What happens when you take the music out of an anime? Some might say the end result is a more authentic understanding of the dialogue. Perhaps even a more pure interaction between the audience and the characters on screen. Yet music helps to set a mood that can’t be presented through simple, or even complex, dialogue. Unlike a good book, an anime won’t tell you how you’re supposed to feel about a character or a situation. It won’t paint that setting for you in words. It can, however, help you adapt to the emotional setting through sounds. Slam Dunk, an intense anime from the 90's about a high school basketball team (think a 90's version of Kuroko no Basket) has an original sound track made to match the fully-realized energy of the show’s sweaty action scenes.
Take the two original theme songs, for example. The first, Kimi ga Suki da to Sakebitai by Baad, has a steady fervency to it that is fully representative of a great sports anime. There’s also a romantic lilt to the song, one that denotes a significant love of the game. Couple that with the action shots in the background of intricate crossovers and powerful slam dunks (because of course), and you have a theme song that is extremely fitting for an anime about basketball.
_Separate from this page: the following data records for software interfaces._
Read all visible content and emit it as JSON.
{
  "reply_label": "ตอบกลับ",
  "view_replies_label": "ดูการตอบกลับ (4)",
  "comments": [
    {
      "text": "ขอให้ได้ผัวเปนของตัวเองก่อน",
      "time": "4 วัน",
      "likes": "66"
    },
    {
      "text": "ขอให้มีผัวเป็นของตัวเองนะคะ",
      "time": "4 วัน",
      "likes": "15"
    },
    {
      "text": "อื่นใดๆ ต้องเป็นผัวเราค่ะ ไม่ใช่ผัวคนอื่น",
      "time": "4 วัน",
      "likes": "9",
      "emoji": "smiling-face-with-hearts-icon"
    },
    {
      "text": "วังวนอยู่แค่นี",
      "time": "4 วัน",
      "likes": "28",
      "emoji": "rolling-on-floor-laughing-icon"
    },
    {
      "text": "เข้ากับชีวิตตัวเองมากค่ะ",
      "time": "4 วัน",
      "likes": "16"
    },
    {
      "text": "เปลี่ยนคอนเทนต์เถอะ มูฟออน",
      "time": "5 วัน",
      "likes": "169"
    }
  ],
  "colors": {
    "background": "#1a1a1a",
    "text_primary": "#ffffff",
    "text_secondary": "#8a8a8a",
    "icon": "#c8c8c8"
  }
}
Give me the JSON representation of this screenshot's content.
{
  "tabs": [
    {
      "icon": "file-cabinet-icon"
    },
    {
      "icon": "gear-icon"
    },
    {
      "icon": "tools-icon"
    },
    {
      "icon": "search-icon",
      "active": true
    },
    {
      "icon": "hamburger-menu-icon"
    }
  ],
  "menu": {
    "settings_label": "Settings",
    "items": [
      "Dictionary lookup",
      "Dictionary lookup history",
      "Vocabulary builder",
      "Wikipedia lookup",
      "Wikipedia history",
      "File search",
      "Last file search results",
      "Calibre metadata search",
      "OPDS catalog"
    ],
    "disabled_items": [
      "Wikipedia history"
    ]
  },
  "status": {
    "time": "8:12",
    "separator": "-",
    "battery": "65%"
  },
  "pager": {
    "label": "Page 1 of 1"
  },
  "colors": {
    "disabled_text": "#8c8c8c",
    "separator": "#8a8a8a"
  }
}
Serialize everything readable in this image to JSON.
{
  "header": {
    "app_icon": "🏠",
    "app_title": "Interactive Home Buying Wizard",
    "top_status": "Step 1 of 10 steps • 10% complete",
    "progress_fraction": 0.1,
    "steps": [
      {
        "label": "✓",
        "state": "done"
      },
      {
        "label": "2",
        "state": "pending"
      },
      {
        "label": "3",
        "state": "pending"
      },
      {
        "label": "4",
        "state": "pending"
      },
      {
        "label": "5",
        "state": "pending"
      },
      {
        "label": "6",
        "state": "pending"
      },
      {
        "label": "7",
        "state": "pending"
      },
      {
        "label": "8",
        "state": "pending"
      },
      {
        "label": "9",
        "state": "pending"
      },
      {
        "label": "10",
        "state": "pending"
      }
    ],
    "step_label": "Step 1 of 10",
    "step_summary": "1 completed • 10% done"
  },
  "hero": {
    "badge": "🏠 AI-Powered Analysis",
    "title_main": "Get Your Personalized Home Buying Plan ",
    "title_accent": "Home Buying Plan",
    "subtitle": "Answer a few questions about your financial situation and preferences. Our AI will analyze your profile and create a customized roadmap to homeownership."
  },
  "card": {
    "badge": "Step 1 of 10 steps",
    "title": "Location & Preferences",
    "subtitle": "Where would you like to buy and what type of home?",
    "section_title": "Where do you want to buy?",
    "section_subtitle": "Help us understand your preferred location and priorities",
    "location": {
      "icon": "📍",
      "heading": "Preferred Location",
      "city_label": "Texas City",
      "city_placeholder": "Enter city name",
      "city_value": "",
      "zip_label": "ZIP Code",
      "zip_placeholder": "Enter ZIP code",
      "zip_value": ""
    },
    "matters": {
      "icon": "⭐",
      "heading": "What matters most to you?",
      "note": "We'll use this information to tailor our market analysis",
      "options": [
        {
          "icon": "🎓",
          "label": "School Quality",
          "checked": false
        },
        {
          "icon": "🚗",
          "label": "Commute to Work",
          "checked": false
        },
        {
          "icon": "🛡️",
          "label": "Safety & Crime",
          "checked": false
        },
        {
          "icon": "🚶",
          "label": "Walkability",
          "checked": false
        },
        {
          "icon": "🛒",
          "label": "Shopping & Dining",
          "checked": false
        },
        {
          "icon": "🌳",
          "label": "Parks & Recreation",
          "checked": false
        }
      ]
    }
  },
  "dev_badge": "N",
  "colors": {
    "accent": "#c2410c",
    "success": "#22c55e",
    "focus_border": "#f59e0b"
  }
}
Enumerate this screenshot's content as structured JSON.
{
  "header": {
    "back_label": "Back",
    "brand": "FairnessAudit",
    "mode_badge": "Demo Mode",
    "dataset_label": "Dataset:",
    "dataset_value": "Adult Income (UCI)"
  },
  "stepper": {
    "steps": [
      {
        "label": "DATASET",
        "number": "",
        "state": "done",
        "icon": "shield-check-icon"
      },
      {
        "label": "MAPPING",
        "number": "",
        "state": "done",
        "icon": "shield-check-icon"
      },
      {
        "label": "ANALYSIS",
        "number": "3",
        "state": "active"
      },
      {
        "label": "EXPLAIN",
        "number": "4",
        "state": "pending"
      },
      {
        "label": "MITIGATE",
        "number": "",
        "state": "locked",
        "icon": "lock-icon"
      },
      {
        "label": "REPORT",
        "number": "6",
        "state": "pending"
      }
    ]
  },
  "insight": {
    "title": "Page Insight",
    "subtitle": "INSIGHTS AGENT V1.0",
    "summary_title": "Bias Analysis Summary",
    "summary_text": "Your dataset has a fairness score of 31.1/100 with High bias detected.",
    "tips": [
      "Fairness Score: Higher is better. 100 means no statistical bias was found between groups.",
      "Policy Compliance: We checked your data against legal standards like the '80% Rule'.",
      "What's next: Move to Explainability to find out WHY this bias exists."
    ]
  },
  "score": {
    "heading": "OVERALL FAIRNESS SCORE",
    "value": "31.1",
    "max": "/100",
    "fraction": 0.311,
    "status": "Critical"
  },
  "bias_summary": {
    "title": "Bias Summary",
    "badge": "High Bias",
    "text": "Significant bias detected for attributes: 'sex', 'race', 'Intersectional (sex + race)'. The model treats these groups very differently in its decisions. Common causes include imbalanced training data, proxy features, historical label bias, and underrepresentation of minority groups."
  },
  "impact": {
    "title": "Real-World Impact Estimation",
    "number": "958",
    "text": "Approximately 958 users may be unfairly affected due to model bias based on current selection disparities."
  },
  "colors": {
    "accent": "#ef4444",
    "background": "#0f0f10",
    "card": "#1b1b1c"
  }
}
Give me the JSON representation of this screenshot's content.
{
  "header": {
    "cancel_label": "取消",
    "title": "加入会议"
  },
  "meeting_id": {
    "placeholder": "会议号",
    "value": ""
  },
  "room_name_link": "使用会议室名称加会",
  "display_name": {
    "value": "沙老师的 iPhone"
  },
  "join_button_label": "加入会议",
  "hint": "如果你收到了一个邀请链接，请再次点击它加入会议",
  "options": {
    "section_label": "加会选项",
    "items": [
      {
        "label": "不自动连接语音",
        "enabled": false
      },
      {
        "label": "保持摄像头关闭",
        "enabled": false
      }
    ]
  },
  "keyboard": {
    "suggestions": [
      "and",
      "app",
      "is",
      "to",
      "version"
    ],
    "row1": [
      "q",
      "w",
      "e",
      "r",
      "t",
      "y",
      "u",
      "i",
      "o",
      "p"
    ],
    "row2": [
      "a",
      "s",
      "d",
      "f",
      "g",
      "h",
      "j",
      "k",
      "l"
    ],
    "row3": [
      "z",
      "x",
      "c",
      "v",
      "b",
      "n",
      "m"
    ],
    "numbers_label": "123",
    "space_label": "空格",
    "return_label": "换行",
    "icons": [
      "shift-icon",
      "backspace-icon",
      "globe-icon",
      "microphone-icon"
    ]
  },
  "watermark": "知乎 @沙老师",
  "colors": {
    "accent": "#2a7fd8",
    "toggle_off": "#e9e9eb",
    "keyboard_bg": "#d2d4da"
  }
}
As with most anime, Slam Dunk’s OST has much slower end themes. The end themes for the show are no less fervent than the opening themes, but express a bit more emotional appeal. In a sense, they may even produce a sense of pleading. Pleading for what, however? One end theme for the show, Anata Dake Mitsumeteru by Maki Ohguro, fits snugly into this thematic style, with the lyrics of the song expressing desire to love and be loved. One might suggest that this is not exactly fitting with an anime about basketball, yet the love of the game, for many, is as much a romance as it is for entertainment and personal enjoyment. In the anime the characters take the sport very seriously. If you’re not in the game, you’re not living. If you aren’t winning, you don’t want it hard enough.
Slam Dunk’s OST is filled with emotion, action, suspense. It has music exemplifying every aspect of human emotion. This is indicative of the popularity of the sport in Japan. It’s a sport popular enough for anime about Basketball to attract big name bands and musicians for original sound tracks. It’s important enough for the well-known American magazine Sports Illustrated to write an article about the influence of Slam Dunk on the sport’s popularity. Not sold? Watch the anime. Enjoy the music. After all, “ball is life”.